The data.

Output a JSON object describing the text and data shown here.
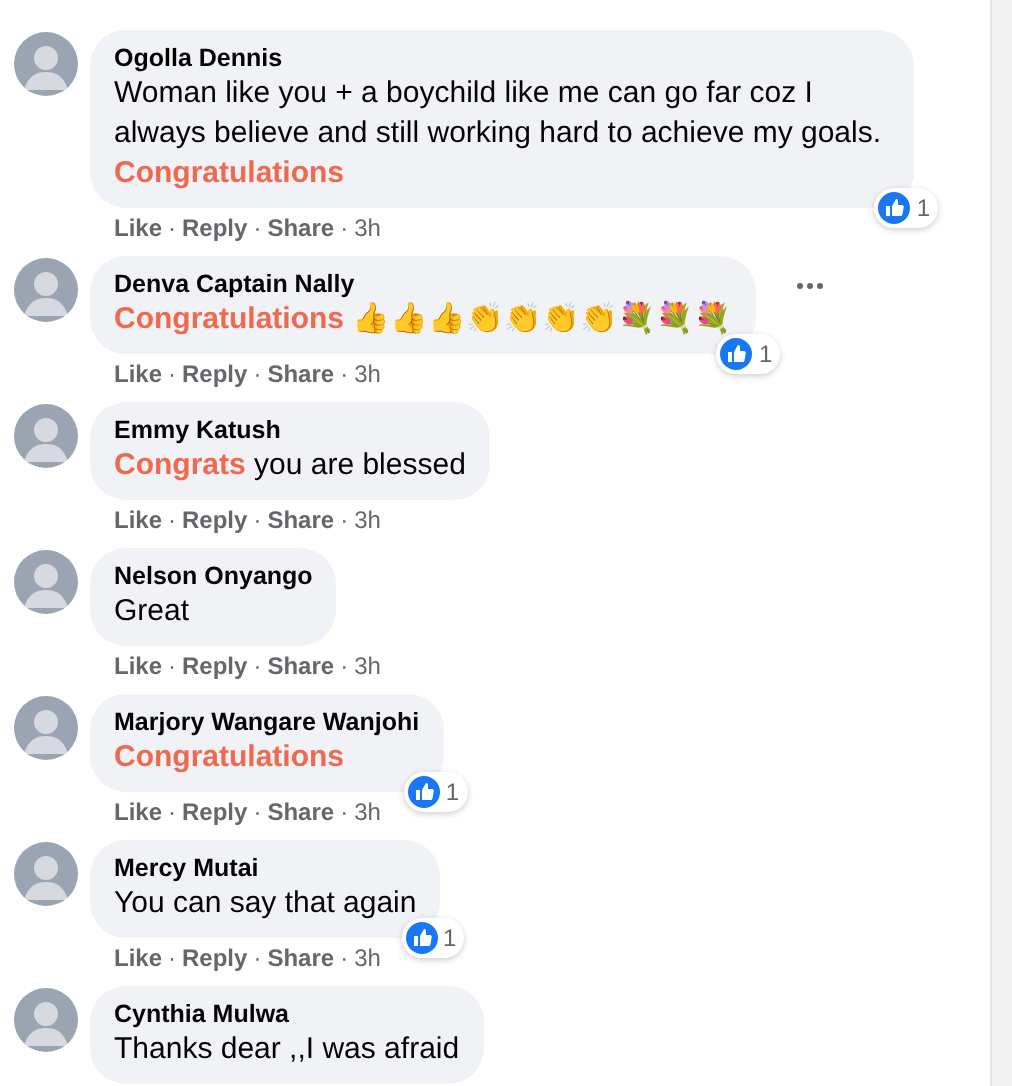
{
  "separator": "·",
  "comments": [
    {
      "author": "Ogolla Dennis",
      "text": "Woman like you + a boychild like me can go far coz I always believe and still working hard to achieve my goals.",
      "highlight": "Congratulations",
      "actions": [
        "Like",
        "Reply",
        "Share",
        "3h"
      ],
      "reaction_count": "1"
    },
    {
      "author": "Denva Captain Nally",
      "text": "**Congratulations** 👍👍👍👏👏👏👏💐💐💐",
      "actions": [
        "Like",
        "Reply",
        "Share",
        "3h"
      ],
      "reaction_count": "1",
      "more_options": true
    },
    {
      "author": "Emmy Katush",
      "text": "**Congrats** you are blessed",
      "actions": [
        "Like",
        "Reply",
        "Share",
        "3h"
      ]
    },
    {
      "author": "Nelson Onyango",
      "text": "Great",
      "actions": [
        "Like",
        "Reply",
        "Share",
        "3h"
      ]
    },
    {
      "author": "Marjory Wangare Wanjohi",
      "text": "**Congratulations**",
      "actions": [
        "Like",
        "Reply",
        "Share",
        "3h"
      ],
      "reaction_count": "1"
    },
    {
      "author": "Mercy Mutai",
      "text": "You can say that again",
      "actions": [
        "Like",
        "Reply",
        "Share",
        "3h"
      ],
      "reaction_count": "1"
    },
    {
      "author": "Cynthia Mulwa",
      "text": "Thanks dear ,,I was afraid"
    }
  ]
}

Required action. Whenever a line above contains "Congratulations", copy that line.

Response area.
      "highlight": "Congratulations",
      "text": "**Congratulations** 👍👍👍👏👏👏👏💐💐💐",
      "text": "**Congratulations**",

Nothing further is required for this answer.